Safety organizations and the District of West Vancouver, Canada are joining forces to build awareness about careful driving during the start of the school year. Thanks the work of the BCAA Traffic Safety Association, drivers motoring down 22nd Street in West Vancouver will be met with a 3D image of a girl chasing a ball across the street. No one is saying exactly how the tech works, but it's meant to be a wakeup call for drivers who may be distracted or otherwise not paying enough attention to t
A researcher at Renault said customers surveyed last year about what they want in an electric car responded, "silence, peace of mind and comfortable riding, a windy sound quality, a fluid driving experience like a skipper enjoying a sailboat." That sounds dreamy, until you realize how loud a car really is underneath all of the regular drivetrain noises we've come to expect from an ICE-powered ride. For instance, when we drove the Rolls-Royce Phantom Coupe two years ago, we heard nothing –
Traffic lights using state-of-the-art LED illumination use 90 percent less electricity, offer a much longer service life and are more durable than their incandescent counterparts. Taking advantage of the countless benefits, cities around the country have been replacing traditional filament-based traffic signal bulbs with LEDs for years. Unfortunately, the low-watt LED units burn much cooler than its white-hot counterpart making it unable to melt snow off weather exposed traffic fixtures.
Here's some bad news for all of us: Over 150,000 bridges in the U.S. have been judged to be "structurally deficient or functionally obsolete." And get this, there are less than 598,000 bridges in America. That means 25.7% aren't in very good shape. It turns out that the state with the most structurally deficient or functionally obsolete (SD/FO) bridges is Texas, with 9,564 such bridges. However, Texas is ginormous – almost half the size of Alaska – and therefore has a lot of bridges,

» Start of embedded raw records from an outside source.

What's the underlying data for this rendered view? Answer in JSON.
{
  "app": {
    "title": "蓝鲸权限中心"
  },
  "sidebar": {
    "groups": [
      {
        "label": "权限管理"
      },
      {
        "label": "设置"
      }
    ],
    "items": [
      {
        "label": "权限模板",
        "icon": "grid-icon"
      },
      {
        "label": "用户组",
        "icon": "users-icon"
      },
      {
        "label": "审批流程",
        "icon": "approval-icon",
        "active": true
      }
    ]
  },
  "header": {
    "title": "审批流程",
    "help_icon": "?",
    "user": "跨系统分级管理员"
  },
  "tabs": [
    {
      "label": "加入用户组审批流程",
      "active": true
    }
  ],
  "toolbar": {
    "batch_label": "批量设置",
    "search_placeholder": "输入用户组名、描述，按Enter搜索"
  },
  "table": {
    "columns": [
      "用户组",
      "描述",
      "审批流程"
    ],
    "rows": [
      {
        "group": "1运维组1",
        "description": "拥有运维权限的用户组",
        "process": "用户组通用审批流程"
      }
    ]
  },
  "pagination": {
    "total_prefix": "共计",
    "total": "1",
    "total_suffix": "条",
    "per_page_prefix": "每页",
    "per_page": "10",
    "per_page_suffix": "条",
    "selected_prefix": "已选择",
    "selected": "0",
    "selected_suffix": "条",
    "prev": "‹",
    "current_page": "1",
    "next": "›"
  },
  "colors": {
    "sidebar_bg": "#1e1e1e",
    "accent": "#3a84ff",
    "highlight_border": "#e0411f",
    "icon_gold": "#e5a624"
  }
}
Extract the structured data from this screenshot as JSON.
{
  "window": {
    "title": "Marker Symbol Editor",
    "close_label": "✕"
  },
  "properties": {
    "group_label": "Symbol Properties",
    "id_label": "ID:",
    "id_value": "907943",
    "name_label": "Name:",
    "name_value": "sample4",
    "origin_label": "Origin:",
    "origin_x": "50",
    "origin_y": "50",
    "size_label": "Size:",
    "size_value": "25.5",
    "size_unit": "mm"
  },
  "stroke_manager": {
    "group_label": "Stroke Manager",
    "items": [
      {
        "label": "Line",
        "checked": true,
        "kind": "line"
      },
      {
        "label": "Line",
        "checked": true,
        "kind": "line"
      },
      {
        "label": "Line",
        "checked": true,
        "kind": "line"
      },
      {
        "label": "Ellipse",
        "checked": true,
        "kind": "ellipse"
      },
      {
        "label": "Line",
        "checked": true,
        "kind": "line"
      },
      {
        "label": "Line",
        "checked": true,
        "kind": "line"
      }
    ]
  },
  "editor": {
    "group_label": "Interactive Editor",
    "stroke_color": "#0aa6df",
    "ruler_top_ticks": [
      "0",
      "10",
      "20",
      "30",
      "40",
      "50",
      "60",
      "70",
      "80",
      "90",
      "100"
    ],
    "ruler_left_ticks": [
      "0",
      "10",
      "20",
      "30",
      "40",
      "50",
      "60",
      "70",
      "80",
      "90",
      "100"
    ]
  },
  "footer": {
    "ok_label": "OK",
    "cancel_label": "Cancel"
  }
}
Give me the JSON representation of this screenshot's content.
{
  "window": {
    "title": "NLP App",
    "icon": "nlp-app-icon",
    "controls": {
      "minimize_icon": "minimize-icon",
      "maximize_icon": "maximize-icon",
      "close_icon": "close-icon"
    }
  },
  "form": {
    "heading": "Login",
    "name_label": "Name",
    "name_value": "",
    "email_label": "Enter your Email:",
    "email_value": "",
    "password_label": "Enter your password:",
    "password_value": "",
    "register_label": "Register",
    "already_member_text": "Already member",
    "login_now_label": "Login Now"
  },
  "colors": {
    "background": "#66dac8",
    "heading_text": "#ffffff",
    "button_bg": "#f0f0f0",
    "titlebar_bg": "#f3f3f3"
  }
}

What would you think to be the leading contributor to fatalities in car crashes here in the States? Failure to use seat belts? Speeding? Drunk driving? Think again. According to a new study commissioned by Pacific Institute for Research and Evaluation (PIRE), the leading cause of highway fatalities is deficient road conditions. In fact, the study asserts, with a roadway-related crash occurring every minute on American streets, inadequate roadway infrastructure is responsible for the majority of
I once worked with the manic guy who would paint the lines on the streets of my small hometown. Our work was decidedly one-dimensional, despite his art degree, and our small painting rig was not meant for big striping jobs, especially curvy roads. To create a radius, we'd set up guide strings and make a smooth arc. It didn't always work out, and my friends would rib me mercilessly after trying to follow the crazy angular path we'd sprayed.
Automobiles have become safer over the years, yet every time you get in a car, you're rolling the Reaper's dice. On average, 110 people die on the road each and every day. While many accident fatalities can be attributed to drinking and driving, not wearing a safety belt or reckless driving, some of the danger is compounded by the time of day people are on the road.
Since the advent of the hybrid at the turn of this century, an increasingly large group of hardcore fanatics have taken up hypermiling. For the uninitiated, hypermiling is the practice of using modified driving techniques to get the maximum possible fuel efficiency. There are hypermilers who claim to get over 100mpg from their Priuses and Insights. The problem is that techniques like pulse and glide involve significant fluctuations in speed. By accelerating quickly and then coasting for long per